I've spent a lot of time performing mail migrations for companies that either had very little IT focus, or no fulltime staff to handle common issues. As a result, policies governing email use and best-processes were never instituted. The end-users in these environments are non-technical and tend to resist change.
I definitely understand the mechanics of changing/moving/upgrading mail platforms. In most cases, I assist firms in moving from Linux-based POP3 or IMAP to Microsoft Exchange. This type of move exposes a multitude of user bad habits.
My concern isn't entirely about the disk space involved in the email hoarding issues I've encountered in the past; there's always one in every company. It's about the issues and abuses that I commonly see once I'm working with a particular firm.
During the last migration, I saw:
CC:themselves on every email (presumably as a way to keep track of message threads?).
300 Megabyte messages in the Sent Items folder?!?
People who send Outlook read receipts on every outgoing message.
Users who maintain subfolders for every contact that they correspond with. Sometimes manually. Sometimes with very broken client-side rules.
Over-organization of subfolders. (some folders with only one message in them).
Subfolders under the Inbox (I'm not sure if this is a bad practice, but it feels wrong).
Gratuitous use of Priority Flags. Everything is High Importance!!
4+ years of email in the Sent Items folder.
25,000 or more items in the Inbox (with a large percentage of them unread).
15,000 or greater messages in the Deleted Items folder.
A user with 24,000 items in their Drafts folder! (the result of a misapplied client-side rule).
Auto-archives growing out of control.
How does this happen?
- Is it that email is relatively new, and users aren't educated on how to utilize it well?
- Is it a UI problem where the Deleted Items folder is simply a one-key filing system?
- Are administrators not doing their part to gently help correct actions?
- If the users have problems with basic email, how do I tackle the challenge of teaching them about out-of-office replies and how to work the group calendar (gulp)?
My question is whether there's a standard set of guidelines on how to manage one's email? (even a pamphlet?)
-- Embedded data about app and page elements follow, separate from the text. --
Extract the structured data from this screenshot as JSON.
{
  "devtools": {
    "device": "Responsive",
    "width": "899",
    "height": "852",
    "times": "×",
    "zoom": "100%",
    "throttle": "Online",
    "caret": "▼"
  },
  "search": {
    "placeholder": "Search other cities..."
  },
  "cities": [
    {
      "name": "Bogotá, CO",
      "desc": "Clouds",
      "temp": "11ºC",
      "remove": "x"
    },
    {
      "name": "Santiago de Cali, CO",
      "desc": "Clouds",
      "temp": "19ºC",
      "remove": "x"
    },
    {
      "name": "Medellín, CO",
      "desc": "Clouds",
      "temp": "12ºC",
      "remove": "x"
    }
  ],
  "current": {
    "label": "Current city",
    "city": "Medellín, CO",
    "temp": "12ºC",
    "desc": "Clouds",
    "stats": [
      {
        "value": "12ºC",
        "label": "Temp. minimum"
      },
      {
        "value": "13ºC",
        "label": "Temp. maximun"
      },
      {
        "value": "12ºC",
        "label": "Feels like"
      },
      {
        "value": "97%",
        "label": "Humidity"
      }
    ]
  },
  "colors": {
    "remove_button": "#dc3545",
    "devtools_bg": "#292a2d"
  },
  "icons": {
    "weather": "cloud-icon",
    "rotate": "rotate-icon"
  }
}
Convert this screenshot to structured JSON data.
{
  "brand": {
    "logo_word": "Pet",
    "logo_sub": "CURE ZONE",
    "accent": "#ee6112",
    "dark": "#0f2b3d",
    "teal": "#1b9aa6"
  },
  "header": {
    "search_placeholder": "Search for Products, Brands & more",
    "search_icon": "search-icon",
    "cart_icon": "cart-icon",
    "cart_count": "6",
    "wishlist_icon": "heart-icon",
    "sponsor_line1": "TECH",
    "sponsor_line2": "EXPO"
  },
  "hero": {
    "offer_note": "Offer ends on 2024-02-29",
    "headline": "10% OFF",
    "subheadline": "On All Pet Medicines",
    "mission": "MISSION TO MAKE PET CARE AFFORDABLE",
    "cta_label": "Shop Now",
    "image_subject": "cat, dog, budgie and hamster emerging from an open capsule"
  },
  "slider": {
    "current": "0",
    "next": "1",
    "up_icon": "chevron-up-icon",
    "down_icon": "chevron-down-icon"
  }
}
The user education issues tend to slow down these deployments because I'm altering the workflow that people have arrived upon through a variety of means. And when this affects people at all levels/roles of an organization, it seems like there's no standard in place.